‘Well, if you treat the Bible as historical record – and an alarming number of people do – the Earth is only six thousand years old. Archbishop Ussher worked it out in the seventeenth century. Day One took place in 4004 BC. October 23rd to be precise.’
‘The Venerable Bede had already placed it in 3952 BC, centuries before.’
‘Is that so? Newton said it all started around 4000 BC. So they were all pretty much in agreement. As well as being spectacularly wrong.’
‘How old is the earth then?’
‘Around four thousand, six hundred million years.’
‘Is that all? Some days it feels like much more.’
|"Elrathia kingii" trilobite fossil (400-500 million years old)|
He pointed to the fifth light. ‘The trilobite’s a witty touch. They were around more than five hundred million years ago. Obviously the artist isn’t one of those flat earth Creationists.’
‘Trilobites. And Adam and Eve.’ He smiled and shook his head.
She spread large, capable-looking hands, ‘Why not? The window’s telling a story. It’s not a scientific thesis.’

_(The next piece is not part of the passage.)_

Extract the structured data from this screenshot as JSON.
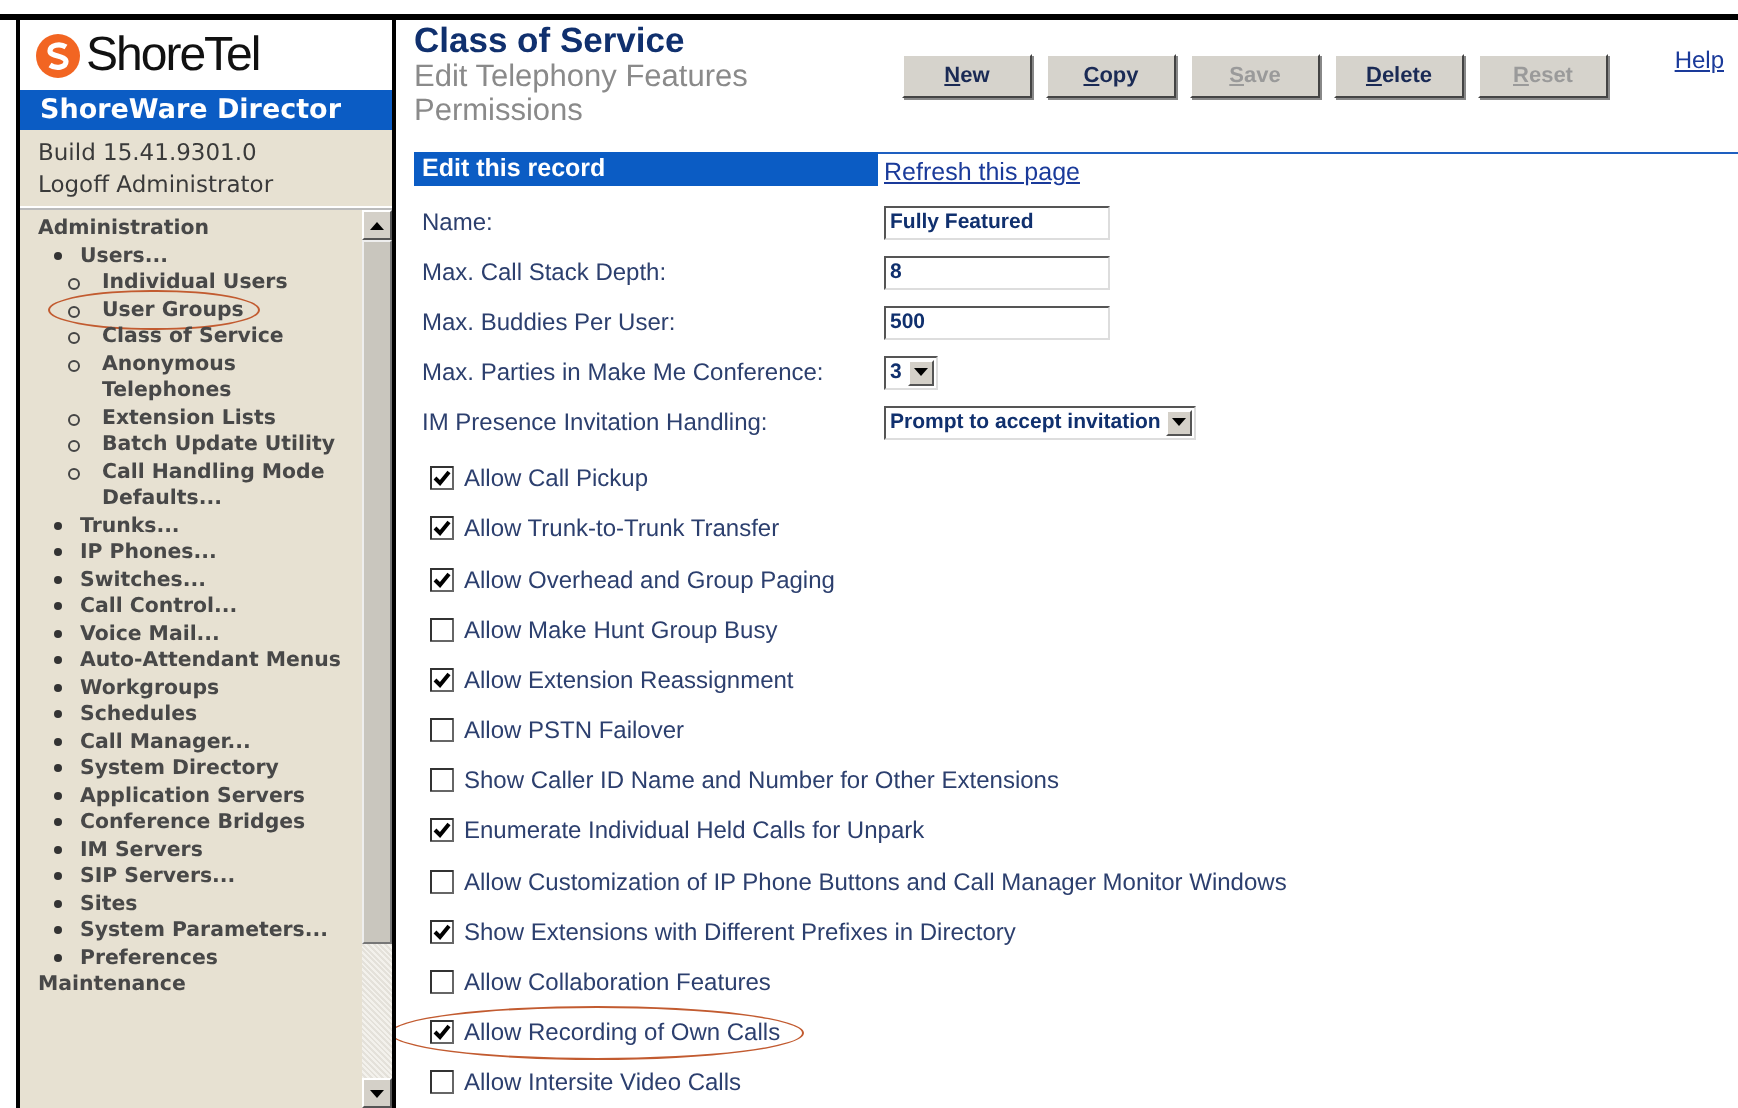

‘Indeed. And Eve’s story is much more gripping than the trilobite’s tale.’
‘And more human. After all, this is a window for people. It’s not there to let light in or keep rain out. Its sole purpose is to make people look at it and think. It’s an aid to contemplation – although I’ve actually seen quite a few people stand here and weep. Brits do it discreetly, of course, but I’ve seen Italians sob. Quite unmanned. Stained glass is a funny thing. Powerful. In the Middle Ages glass was believed to have healing properties.’
‘I can sort of understand that. I collect sea glass. No idea why. When I was a boy I used to think it had magical properties.’
‘Coloured glass does! No other medium allows you to paint with light. In painting, the canvas and the paints are the material. But a stained glass artist works with light. That’s what produces the colours. The glass is only the medium through which the light passes... I think it is a form of magic. Almost. What other art form changes constantly, second by second, adapting to the turning of the Earth, like a kaleidoscope?’
He thought it was probably just the effect of the multi-coloured beams playing on her pale face that seemed to make her eyes burn and her freckled cheeks flush, but the thought still came to him, unbidden, inappropriate, impertinent. This is a passionate woman. Passionate and lonely.
Embarrassed by his insight, Joe turned away and faced the Creation again, this time unseeing. After a moment, he cleared his throat and, with elaborate casualness, said, ‘Do you know who designed this window?’
‘Yes, I do... Celia Reid. That’s me.’ Joe wheeled round and stared. ‘I designed it. And I made it.’ She lifted her face to the coloured light. ‘But it took me a lot longer than six days…'
|Andromeda captured by Nasa's Swift Satellite telescope|